*** Opening of Available data ***
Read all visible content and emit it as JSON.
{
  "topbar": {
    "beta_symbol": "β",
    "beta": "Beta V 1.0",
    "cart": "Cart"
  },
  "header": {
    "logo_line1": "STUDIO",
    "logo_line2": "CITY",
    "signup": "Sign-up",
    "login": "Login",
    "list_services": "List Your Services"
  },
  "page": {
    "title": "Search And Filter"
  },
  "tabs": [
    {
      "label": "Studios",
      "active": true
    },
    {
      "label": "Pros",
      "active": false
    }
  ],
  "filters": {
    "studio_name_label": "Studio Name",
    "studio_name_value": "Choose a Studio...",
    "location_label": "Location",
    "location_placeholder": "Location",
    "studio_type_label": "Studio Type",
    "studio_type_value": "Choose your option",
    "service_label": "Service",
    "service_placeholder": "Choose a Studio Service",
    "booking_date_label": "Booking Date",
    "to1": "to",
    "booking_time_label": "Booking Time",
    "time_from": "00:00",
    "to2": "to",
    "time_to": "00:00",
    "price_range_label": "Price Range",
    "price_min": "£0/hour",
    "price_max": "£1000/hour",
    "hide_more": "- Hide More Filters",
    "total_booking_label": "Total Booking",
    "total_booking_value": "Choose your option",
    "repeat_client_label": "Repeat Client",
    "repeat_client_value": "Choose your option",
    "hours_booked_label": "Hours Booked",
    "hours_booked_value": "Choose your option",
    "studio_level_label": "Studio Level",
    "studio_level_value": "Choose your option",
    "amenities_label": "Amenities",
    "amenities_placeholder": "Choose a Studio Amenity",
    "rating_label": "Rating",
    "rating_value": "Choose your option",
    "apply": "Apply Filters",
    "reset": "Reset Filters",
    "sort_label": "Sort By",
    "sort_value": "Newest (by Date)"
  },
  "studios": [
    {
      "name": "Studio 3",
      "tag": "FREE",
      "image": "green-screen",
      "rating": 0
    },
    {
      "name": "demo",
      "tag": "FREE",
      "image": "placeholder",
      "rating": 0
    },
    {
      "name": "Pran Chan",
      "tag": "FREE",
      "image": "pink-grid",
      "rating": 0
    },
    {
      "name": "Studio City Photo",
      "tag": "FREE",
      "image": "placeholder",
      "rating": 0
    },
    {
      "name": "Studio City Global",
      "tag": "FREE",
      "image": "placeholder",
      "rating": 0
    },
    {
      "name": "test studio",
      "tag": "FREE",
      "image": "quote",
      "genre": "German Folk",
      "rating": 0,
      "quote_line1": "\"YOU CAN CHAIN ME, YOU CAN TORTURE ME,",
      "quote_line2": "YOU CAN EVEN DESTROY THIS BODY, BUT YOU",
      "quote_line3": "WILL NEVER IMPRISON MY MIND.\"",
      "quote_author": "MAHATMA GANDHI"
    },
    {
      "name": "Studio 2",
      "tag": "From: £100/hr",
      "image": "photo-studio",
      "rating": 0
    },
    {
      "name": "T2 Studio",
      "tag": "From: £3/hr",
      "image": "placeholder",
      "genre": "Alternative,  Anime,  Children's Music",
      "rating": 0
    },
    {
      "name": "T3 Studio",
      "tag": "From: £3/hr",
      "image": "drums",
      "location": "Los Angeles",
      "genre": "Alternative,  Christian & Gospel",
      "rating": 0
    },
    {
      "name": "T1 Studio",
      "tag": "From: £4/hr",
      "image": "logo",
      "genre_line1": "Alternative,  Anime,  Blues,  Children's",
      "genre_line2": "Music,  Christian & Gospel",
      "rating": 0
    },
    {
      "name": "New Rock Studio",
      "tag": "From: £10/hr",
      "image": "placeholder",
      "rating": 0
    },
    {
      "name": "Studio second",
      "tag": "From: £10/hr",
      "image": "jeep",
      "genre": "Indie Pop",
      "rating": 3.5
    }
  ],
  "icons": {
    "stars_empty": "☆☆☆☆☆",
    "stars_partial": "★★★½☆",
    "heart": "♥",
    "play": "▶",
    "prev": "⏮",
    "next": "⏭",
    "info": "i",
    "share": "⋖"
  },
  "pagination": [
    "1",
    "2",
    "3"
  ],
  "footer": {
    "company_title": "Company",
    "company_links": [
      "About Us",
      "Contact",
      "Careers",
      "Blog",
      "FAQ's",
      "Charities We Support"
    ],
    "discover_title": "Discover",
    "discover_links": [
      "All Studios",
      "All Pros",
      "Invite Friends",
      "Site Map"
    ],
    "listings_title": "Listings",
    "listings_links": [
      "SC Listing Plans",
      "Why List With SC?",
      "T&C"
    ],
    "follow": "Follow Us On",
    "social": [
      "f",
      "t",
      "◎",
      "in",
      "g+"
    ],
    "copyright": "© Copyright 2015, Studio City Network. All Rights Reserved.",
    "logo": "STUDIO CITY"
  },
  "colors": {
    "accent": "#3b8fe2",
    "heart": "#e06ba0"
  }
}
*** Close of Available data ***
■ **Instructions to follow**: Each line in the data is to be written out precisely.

■ **Task answer**:
Read all visible content and emit it as JSON.
{
  "topbar": {
    "beta_symbol": "β",
    "beta": "Beta V 1.0",
    "cart": "Cart"
  },
  "header": {
    "logo_line1": "STUDIO",
    "logo_line2": "CITY",
    "signup": "Sign-up",
    "login": "Login",
    "list_services": "List Your Services"
  },
  "page": {
    "title": "Search And Filter"
  },
  "tabs": [
    {
      "label": "Studios",
      "active": true
    },
    {
      "label": "Pros",
      "active": false
    }
  ],
  "filters": {
    "studio_name_label": "Studio Name",
    "studio_name_value": "Choose a Studio...",
    "location_label": "Location",
    "location_placeholder": "Location",
    "studio_type_label": "Studio Type",
    "studio_type_value": "Choose your option",
    "service_label": "Service",
    "service_placeholder": "Choose a Studio Service",
    "booking_date_label": "Booking Date",
    "to1": "to",
    "booking_time_label": "Booking Time",
    "time_from": "00:00",
    "to2": "to",
    "time_to": "00:00",
    "price_range_label": "Price Range",
    "price_min": "£0/hour",
    "price_max": "£1000/hour",
    "hide_more": "- Hide More Filters",
    "total_booking_label": "Total Booking",
    "total_booking_value": "Choose your option",
    "repeat_client_label": "Repeat Client",
    "repeat_client_value": "Choose your option",
    "hours_booked_label": "Hours Booked",
    "hours_booked_value": "Choose your option",
    "studio_level_label": "Studio Level",
    "studio_level_value": "Choose your option",
    "amenities_label": "Amenities",
    "amenities_placeholder": "Choose a Studio Amenity",
    "rating_label": "Rating",
    "rating_value": "Choose your option",
    "apply": "Apply Filters",
    "reset": "Reset Filters",
    "sort_label": "Sort By",
    "sort_value": "Newest (by Date)"
  },
  "studios": [
    {
      "name": "Studio 3",
      "tag": "FREE",
      "image": "green-screen",
      "rating": 0
    },
    {
      "name": "demo",
      "tag": "FREE",
      "image": "placeholder",
      "rating": 0
    },
    {
      "name": "Pran Chan",
      "tag": "FREE",
      "image": "pink-grid",
      "rating": 0
    },
    {
      "name": "Studio City Photo",
      "tag": "FREE",
      "image": "placeholder",
      "rating": 0
    },
    {
      "name": "Studio City Global",
      "tag": "FREE",
      "image": "placeholder",
      "rating": 0
    },
    {
      "name": "test studio",
      "tag": "FREE",
      "image": "quote",
      "genre": "German Folk",
      "rating": 0,
      "quote_line1": "\"YOU CAN CHAIN ME, YOU CAN TORTURE ME,",
      "quote_line2": "YOU CAN EVEN DESTROY THIS BODY, BUT YOU",
      "quote_line3": "WILL NEVER IMPRISON MY MIND.\"",
      "quote_author": "MAHATMA GANDHI"
    },
    {
      "name": "Studio 2",
      "tag": "From: £100/hr",
      "image": "photo-studio",
      "rating": 0
    },
    {
      "name": "T2 Studio",
      "tag": "From: £3/hr",
      "image": "placeholder",
      "genre": "Alternative,  Anime,  Children's Music",
      "rating": 0
    },
    {
      "name": "T3 Studio",
      "tag": "From: £3/hr",
      "image": "drums",
      "location": "Los Angeles",
      "genre": "Alternative,  Christian & Gospel",
      "rating": 0
    },
    {
      "name": "T1 Studio",
      "tag": "From: £4/hr",
      "image": "logo",
      "genre_line1": "Alternative,  Anime,  Blues,  Children's",
      "genre_line2": "Music,  Christian & Gospel",
      "rating": 0
    },
    {
      "name": "New Rock Studio",
      "tag": "From: £10/hr",
      "image": "placeholder",
      "rating": 0
    },
    {
      "name": "Studio second",
      "tag": "From: £10/hr",
      "image": "jeep",
      "genre": "Indie Pop",
      "rating": 3.5
    }
  ],
  "icons": {
    "stars_empty": "☆☆☆☆☆",
    "stars_partial": "★★★½☆",
    "heart": "♥",
    "play": "▶",
    "prev": "⏮",
    "next": "⏭",
    "info": "i",
    "share": "⋖"
  },
  "pagination": [
    "1",
    "2",
    "3"
  ],
  "footer": {
    "company_title": "Company",
    "company_links": [
      "About Us",
      "Contact",
      "Careers",
      "Blog",
      "FAQ's",
      "Charities We Support"
    ],
    "discover_title": "Discover",
    "discover_links": [
      "All Studios",
      "All Pros",
      "Invite Friends",
      "Site Map"
    ],
    "listings_title": "Listings",
    "listings_links": [
      "SC Listing Plans",
      "Why List With SC?",
      "T&C"
    ],
    "follow": "Follow Us On",
    "social": [
      "f",
      "t",
      "◎",
      "in",
      "g+"
    ],
    "copyright": "© Copyright 2015, Studio City Network. All Rights Reserved.",
    "logo": "STUDIO CITY"
  },
  "colors": {
    "accent": "#3b8fe2",
    "heart": "#e06ba0"
  }
}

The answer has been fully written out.